Washington, D.C. (Dec. 21, 2022) — Independent Community Bankers of America (ICBA) President and CEO Rebeca Romero Rainey issued the following statement on New York State Department of Financial Services proposed guidance on climate risk.
“Today’s New York State Department of Financial Services proposed guidance on climate risk contains no exemptions for community banks, ensuring it would subject these institutions and the communities they serve to new and expensive regulatory burdens. Community banks have decades of experience managing concentration risks and responding to extreme weather events and natural disasters in their communities — meaning new, onerous, and expensive climate risk management frameworks are counterproductive.
“Regulators should not impose climate risk regulations on community banks for the following reasons.
Current risk management practices protect community banks from climate-related financial risks, as evidenced by the absence of community bank failures following severe weather events.
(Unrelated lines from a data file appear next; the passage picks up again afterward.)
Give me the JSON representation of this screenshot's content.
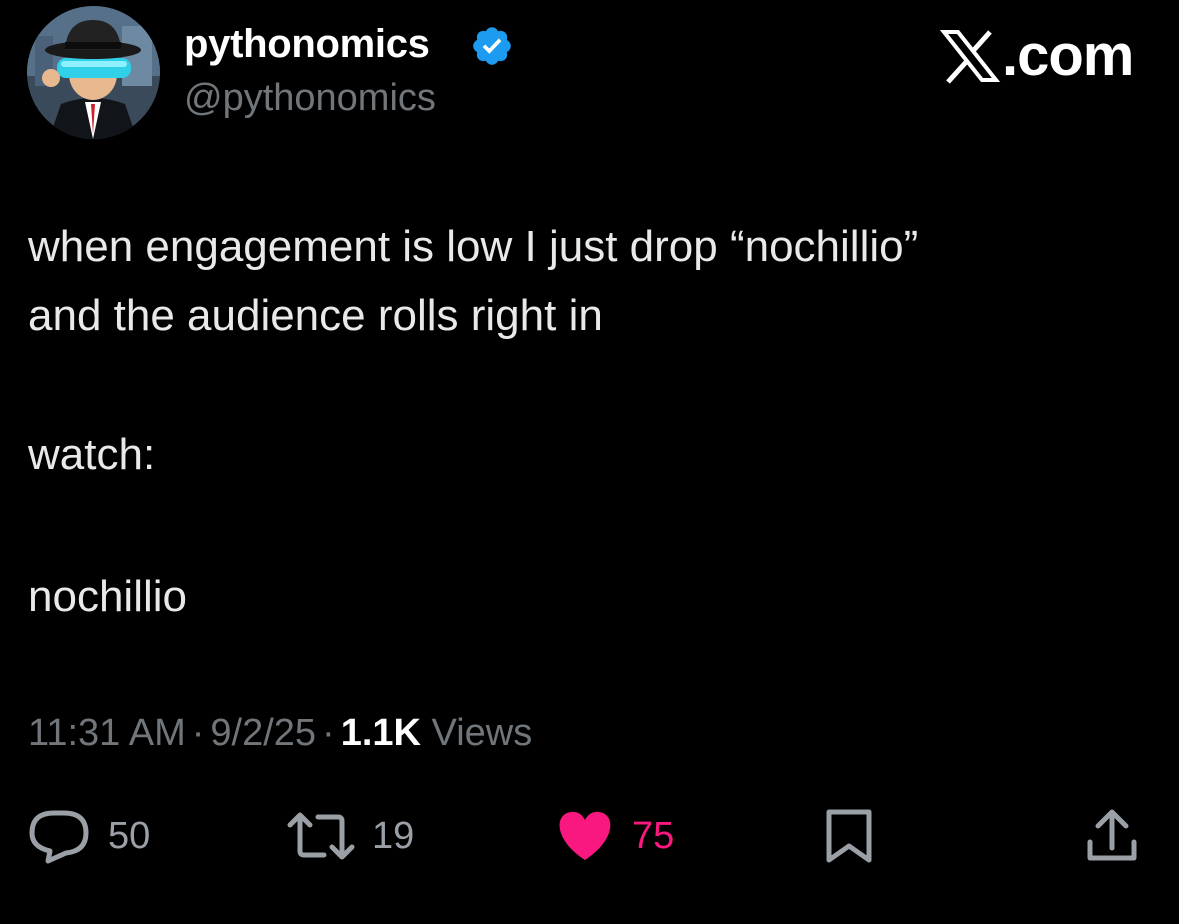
{
  "author": {
    "display_name": "pythonomics",
    "handle": "@pythonomics",
    "verified": true,
    "avatar_icon": "avatar-image",
    "verified_color": "#1d9bf0"
  },
  "brand": {
    "text": ".com",
    "logo_icon": "x-logo-icon"
  },
  "tweet": {
    "line1": "when engagement is low I just drop “nochillio”",
    "line2": "and the audience rolls right in",
    "line3": "watch:",
    "line4": "nochillio"
  },
  "meta": {
    "time": "11:31 AM",
    "separator": "·",
    "date": "9/2/25",
    "views_count": "1.1K",
    "views_label": "Views"
  },
  "actions": {
    "reply": {
      "icon": "reply-icon",
      "count": "50"
    },
    "repost": {
      "icon": "repost-icon",
      "count": "19"
    },
    "like": {
      "icon": "heart-icon",
      "count": "75",
      "liked": true,
      "color": "#f91880"
    },
    "bookmark": {
      "icon": "bookmark-icon"
    },
    "share": {
      "icon": "share-icon"
    }
  },
  "colors": {
    "background": "#000000",
    "text_primary": "#e7e9ea",
    "text_secondary": "#71767b",
    "accent_like": "#f91880",
    "accent_verified": "#1d9bf0"
  }
}
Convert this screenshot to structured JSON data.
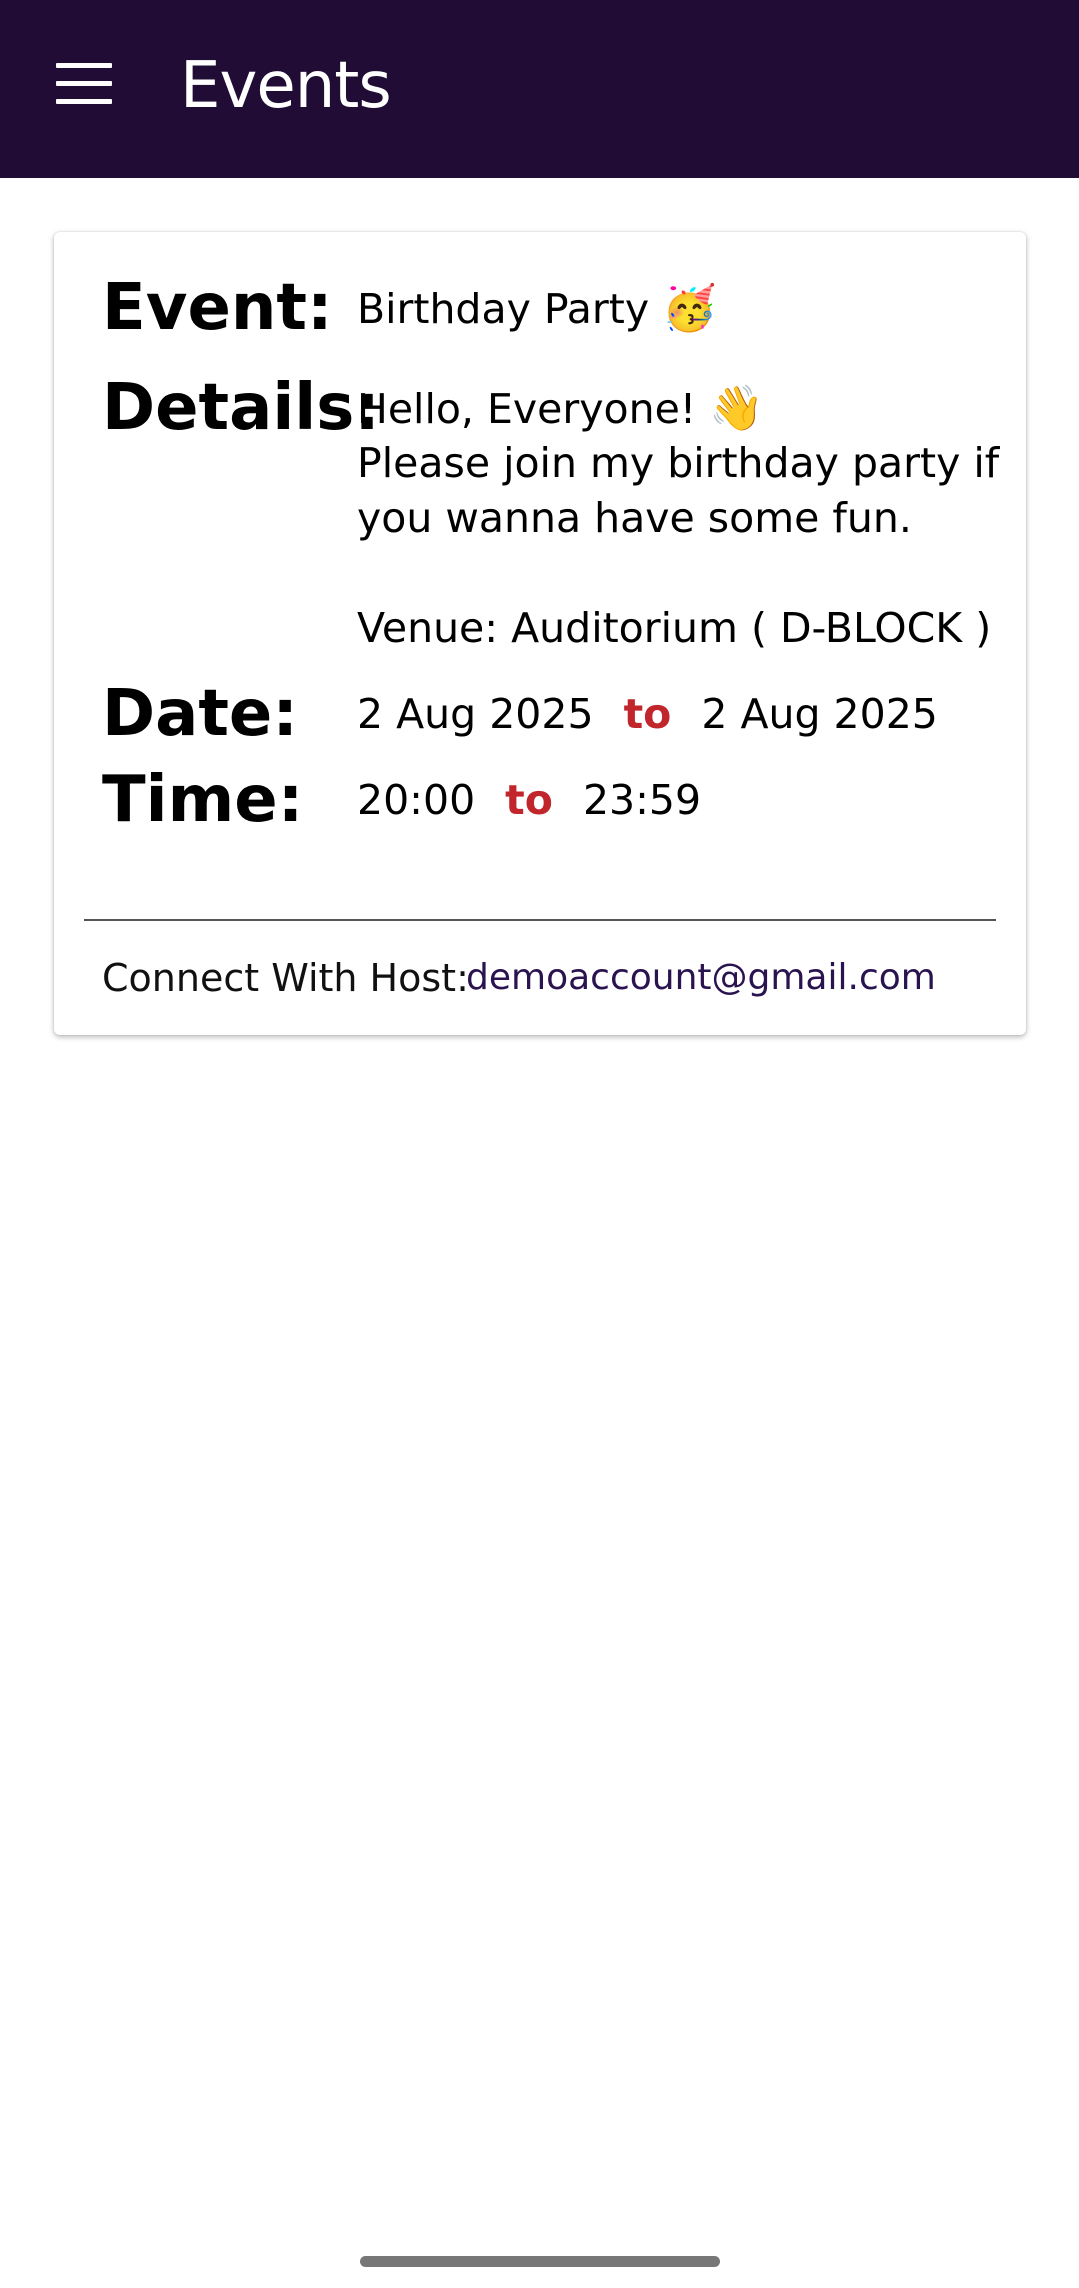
{
  "app_bar": {
    "title": "Events",
    "menu_icon": "hamburger-menu-icon"
  },
  "event_card": {
    "event_label": "Event:",
    "event_name": "Birthday Party",
    "event_emoji": "🥳",
    "details_label": "Details:",
    "details_greeting": "Hello, Everyone!",
    "details_greeting_emoji": "👋",
    "details_body": "Please join my birthday party if\nyou wanna have some fun.\n\nVenue: Auditorium ( D-BLOCK )",
    "date_label": "Date:",
    "date_start": "2 Aug 2025",
    "date_separator": "to",
    "date_end": "2 Aug 2025",
    "time_label": "Time:",
    "time_start": "20:00",
    "time_separator": "to",
    "time_end": "23:59",
    "host_label": "Connect With Host:",
    "host_email": "demoaccount@gmail.com"
  },
  "colors": {
    "app_bar_bg": "#200c35",
    "separator_red": "#c0262c",
    "email_text": "#2a1450"
  }
}
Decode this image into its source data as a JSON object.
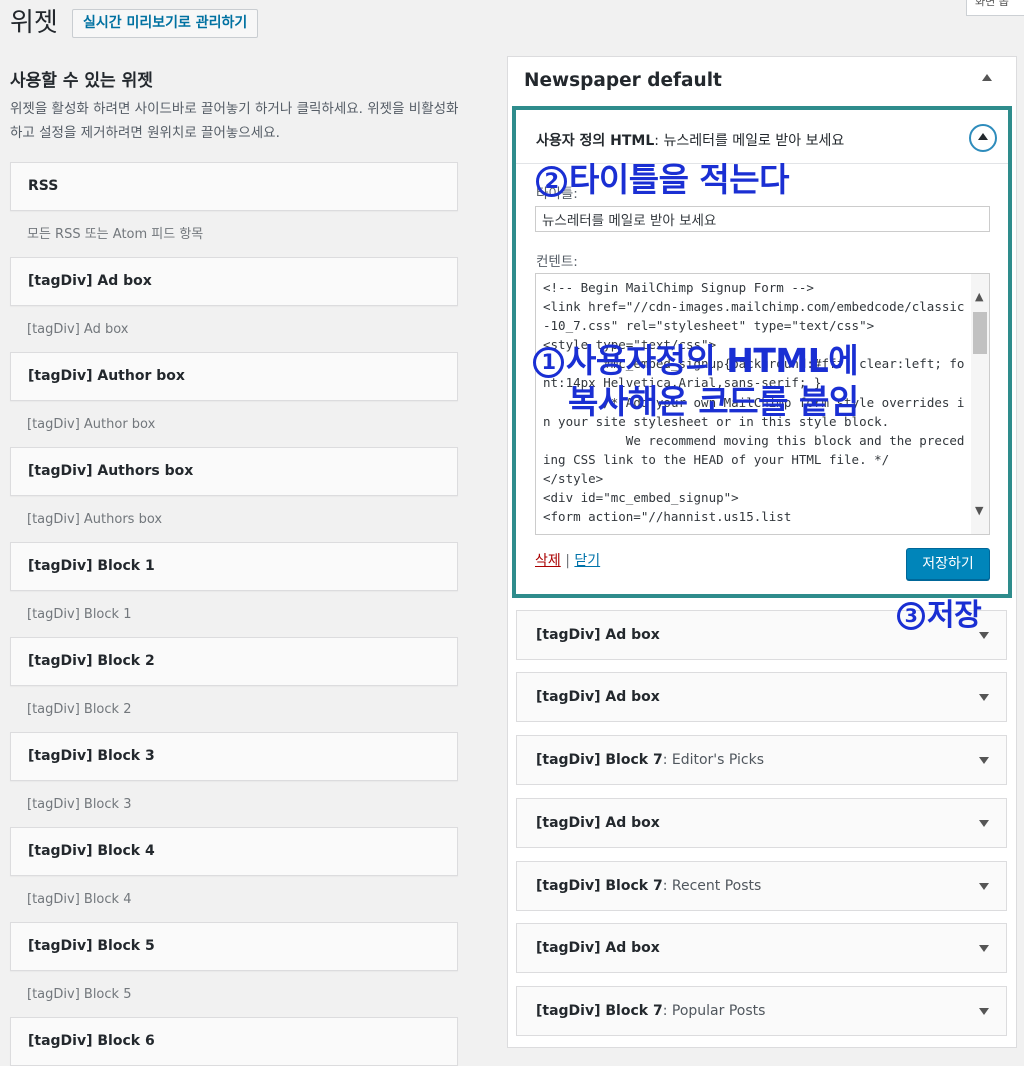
{
  "header": {
    "screen_options": "화면 옵",
    "page_title": "위젯",
    "live_preview_button": "실시간 미리보기로 관리하기"
  },
  "available": {
    "title": "사용할 수 있는 위젯",
    "description": "위젯을 활성화 하려면 사이드바로 끌어놓기 하거나 클릭하세요. 위젯을 비활성화 하고 설정을 제거하려면 원위치로 끌어놓으세요.",
    "widgets": [
      {
        "name": "RSS",
        "desc": "모든 RSS 또는 Atom 피드 항목"
      },
      {
        "name": "[tagDiv] Ad box",
        "desc": "[tagDiv] Ad box"
      },
      {
        "name": "[tagDiv] Author box",
        "desc": "[tagDiv] Author box"
      },
      {
        "name": "[tagDiv] Authors box",
        "desc": "[tagDiv] Authors box"
      },
      {
        "name": "[tagDiv] Block 1",
        "desc": "[tagDiv] Block 1"
      },
      {
        "name": "[tagDiv] Block 2",
        "desc": "[tagDiv] Block 2"
      },
      {
        "name": "[tagDiv] Block 3",
        "desc": "[tagDiv] Block 3"
      },
      {
        "name": "[tagDiv] Block 4",
        "desc": "[tagDiv] Block 4"
      },
      {
        "name": "[tagDiv] Block 5",
        "desc": "[tagDiv] Block 5"
      },
      {
        "name": "[tagDiv] Block 6",
        "desc": ""
      }
    ]
  },
  "sidebar": {
    "title": "Newspaper default",
    "open_widget": {
      "type_label": "사용자 정의 HTML",
      "title_suffix": ": 뉴스레터를 메일로 받아 보세요",
      "title_label": "타이틀:",
      "title_value": "뉴스레터를 메일로 받아 보세요",
      "content_label": "컨텐트:",
      "content_code": "<!-- Begin MailChimp Signup Form -->\n<link href=\"//cdn-images.mailchimp.com/embedcode/classic-10_7.css\" rel=\"stylesheet\" type=\"text/css\">\n<style type=\"text/css\">\n        #mc_embed_signup{background:#fff; clear:left; font:14px Helvetica,Arial,sans-serif; }\n        /* Add your own MailChimp form style overrides in your site stylesheet or in this style block.\n           We recommend moving this block and the preceding CSS link to the HEAD of your HTML file. */\n</style>\n<div id=\"mc_embed_signup\">\n<form action=\"//hannist.us15.list",
      "delete_link": "삭제",
      "separator": "|",
      "close_link": "닫기",
      "save_button": "저장하기"
    },
    "widgets": [
      {
        "type": "[tagDiv] Ad box",
        "sub": ""
      },
      {
        "type": "[tagDiv] Ad box",
        "sub": ""
      },
      {
        "type": "[tagDiv] Block 7",
        "sub": ": Editor's Picks"
      },
      {
        "type": "[tagDiv] Ad box",
        "sub": ""
      },
      {
        "type": "[tagDiv] Block 7",
        "sub": ": Recent Posts"
      },
      {
        "type": "[tagDiv] Ad box",
        "sub": ""
      },
      {
        "type": "[tagDiv] Block 7",
        "sub": ": Popular Posts"
      }
    ]
  },
  "annotations": {
    "step1_num": "1",
    "step1_line1": "사용자정의 HTML에",
    "step1_line2": "복사해온 코드를 붙임",
    "step2_num": "2",
    "step2_text": "타이틀을 적는다",
    "step3_num": "3",
    "step3_text": "저장"
  },
  "colors": {
    "annotation": "#1a2fd3",
    "highlight_border": "#2e8c8c",
    "primary_button": "#0085ba",
    "delete_link": "#aa0000"
  }
}
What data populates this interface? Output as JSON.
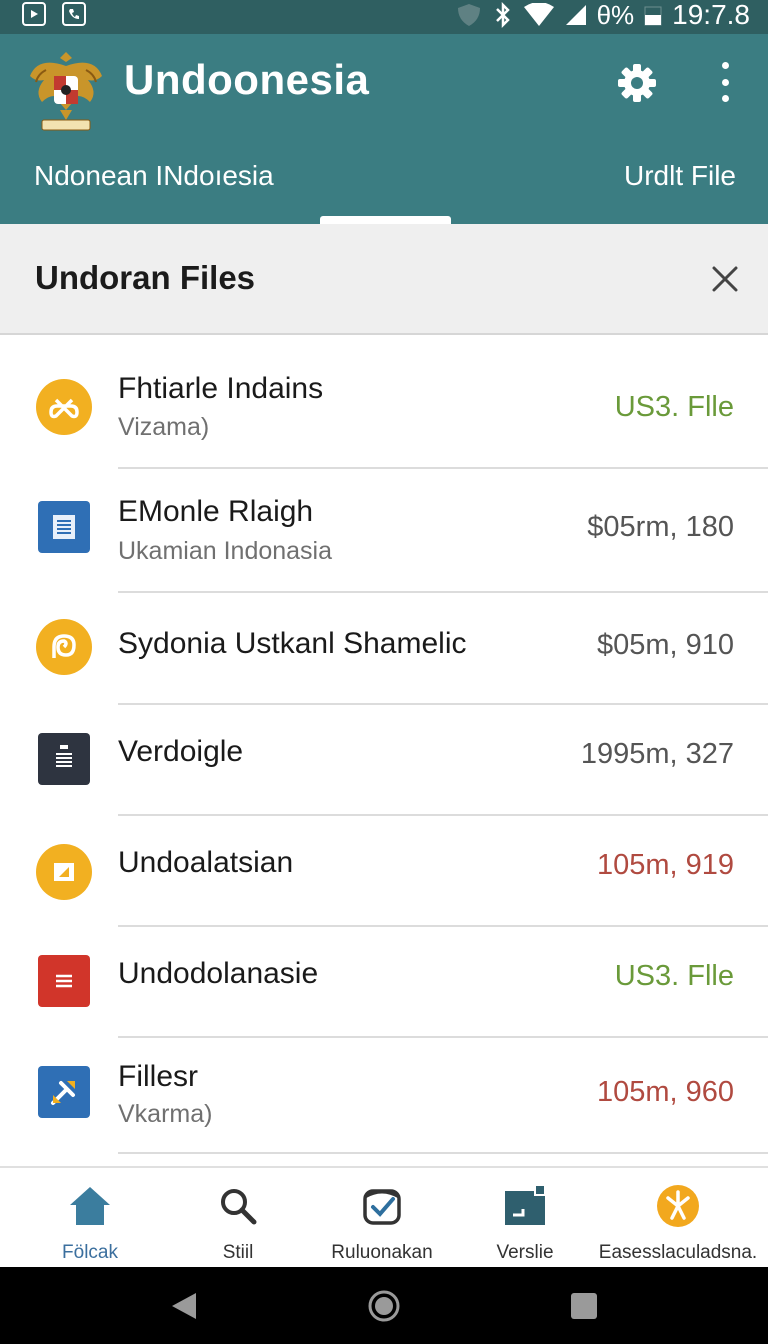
{
  "status_bar": {
    "battery": "θ%",
    "time": "19:7.8"
  },
  "app_bar": {
    "title": "Undoonesia",
    "tabs": [
      {
        "label": "Ndonean INdoıesia",
        "active": true
      },
      {
        "label": "Urdlt File",
        "active": false
      }
    ],
    "accent": "#3b7d82"
  },
  "section": {
    "title": "Undoran Files"
  },
  "files": [
    {
      "title": "Fhtiarle Indains",
      "subtitle": "Vizama)",
      "value": "US3. Flle",
      "value_color": "#6a9a3a",
      "icon": "infinity-icon"
    },
    {
      "title": "EMonle Rlaigh",
      "subtitle": "Ukamian  Indonasia",
      "value": "$05rm, 180",
      "value_color": "#555555",
      "icon": "document-icon"
    },
    {
      "title": "Sydonia  Ustkanl Shamelic",
      "subtitle": "",
      "value": "$05m, 910",
      "value_color": "#555555",
      "icon": "spiral-icon"
    },
    {
      "title": "Verdoigle",
      "subtitle": "",
      "value": "1995m, 327",
      "value_color": "#555555",
      "icon": "clipboard-icon"
    },
    {
      "title": "Undoalatsian",
      "subtitle": "",
      "value": "105m, 919",
      "value_color": "#b04a40",
      "icon": "folder-icon"
    },
    {
      "title": "Undodolanasie",
      "subtitle": "",
      "value": "US3. Flle",
      "value_color": "#6a9a3a",
      "icon": "list-icon"
    },
    {
      "title": "Fillesr",
      "subtitle": "Vkarma)",
      "value": "105m, 960",
      "value_color": "#b04a40",
      "icon": "tools-icon"
    }
  ],
  "bottom_nav": [
    {
      "label": "Fölcak",
      "icon": "home-icon",
      "active": true
    },
    {
      "label": "Stiil",
      "icon": "search-icon",
      "active": false
    },
    {
      "label": "Ruluonakan",
      "icon": "check-box-icon",
      "active": false
    },
    {
      "label": "Verslie",
      "icon": "window-icon",
      "active": false
    },
    {
      "label": "Easesslaculadsna.",
      "icon": "star-badge-icon",
      "active": false
    }
  ]
}
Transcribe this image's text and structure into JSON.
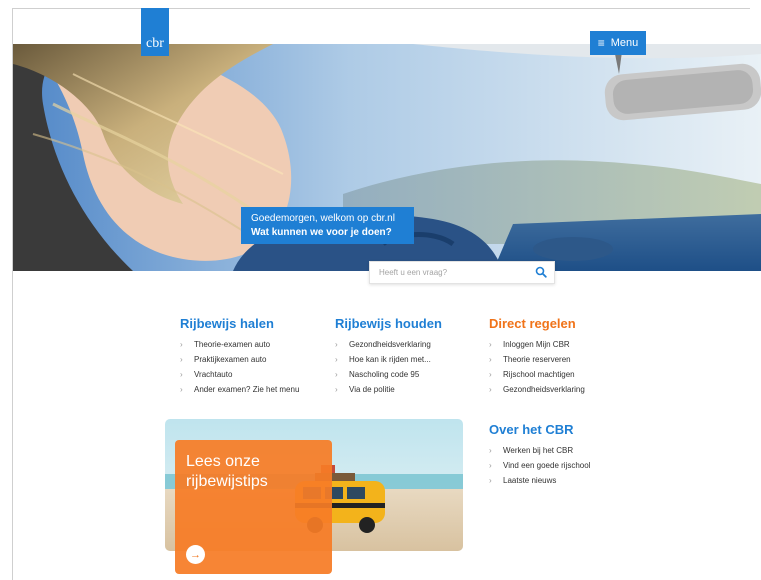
{
  "header": {
    "logo_text": "cbr",
    "menu_label": "Menu",
    "menu_icon": "hamburger-icon"
  },
  "hero": {
    "welcome_line1": "Goedemorgen, welkom op cbr.nl",
    "welcome_line2": "Wat kunnen we voor je doen?",
    "search_placeholder": "Heeft u een vraag?",
    "search_icon": "search-icon"
  },
  "columns": {
    "rijbewijs_halen": {
      "title": "Rijbewijs halen",
      "items": [
        "Theorie-examen auto",
        "Praktijkexamen auto",
        "Vrachtauto",
        "Ander examen? Zie het menu"
      ]
    },
    "rijbewijs_houden": {
      "title": "Rijbewijs houden",
      "items": [
        "Gezondheidsverklaring",
        "Hoe kan ik rijden met...",
        "Nascholing code 95",
        "Via de politie"
      ]
    },
    "direct_regelen": {
      "title": "Direct regelen",
      "items": [
        "Inloggen Mijn CBR",
        "Theorie reserveren",
        "Rijschool machtigen",
        "Gezondheidsverklaring"
      ]
    },
    "over_het_cbr": {
      "title": "Over het CBR",
      "items": [
        "Werken bij het CBR",
        "Vind een goede rijschool",
        "Laatste nieuws"
      ]
    }
  },
  "tips": {
    "line1": "Lees onze",
    "line2": "rijbewijstips",
    "arrow": "→"
  },
  "colors": {
    "brand_blue": "#1f7fd4",
    "accent_orange": "#f07319"
  }
}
The lack of empirical data points to another concern with these proposals — that the government’s ultimate motive is to choke off legal but disfavored businesses and industries from the financial system. If climate risk proposals are not intended to choke off specific industries from the financial system, regulators should expressly state there is no supervisory expectation that banks de-risk legal but climate-disfavored industries.
Before contemplating new policies, agencies should first conduct studies and gather empirical data to determine the extent to which climate-related financial risks affect the safety, soundness, and stability of community banks and the financial system.
“Resiliency is central to community banks’ business model, with their longstanding underwriting and insurance practices addressing the impact of severe weather events and natural disasters since the early 19th century. The NYDFS and other regulators should reconsider their climate risk proposals and their adverse effects on local communities.”
The Independent Community Bankers of America® creates and promotes an environment where community banks flourish. ICBA is dedicated exclusively to representing the interests of the community banking industry and its membership through effective advocacy, best-in-class education, and high-quality products and services.
With nearly 50,000 locations nationwide, community banks constitute roughly 99 percent of all banks, employ nearly 700,000 Americans and are the only physical banking presence in one in three U.S. counties. Holding more than $5.8 trillion in assets, over $4.8 trillion in deposits, and more than $3.5 trillion in loans to consumers, small businesses and the agricultural community, community banks channel local deposits into the Main Streets and neighborhoods they serve, spurring job creation, fostering innovation and fueling their customers’ dreams in communities throughout America. For more information, visit ICBA’s website at www.icba.org.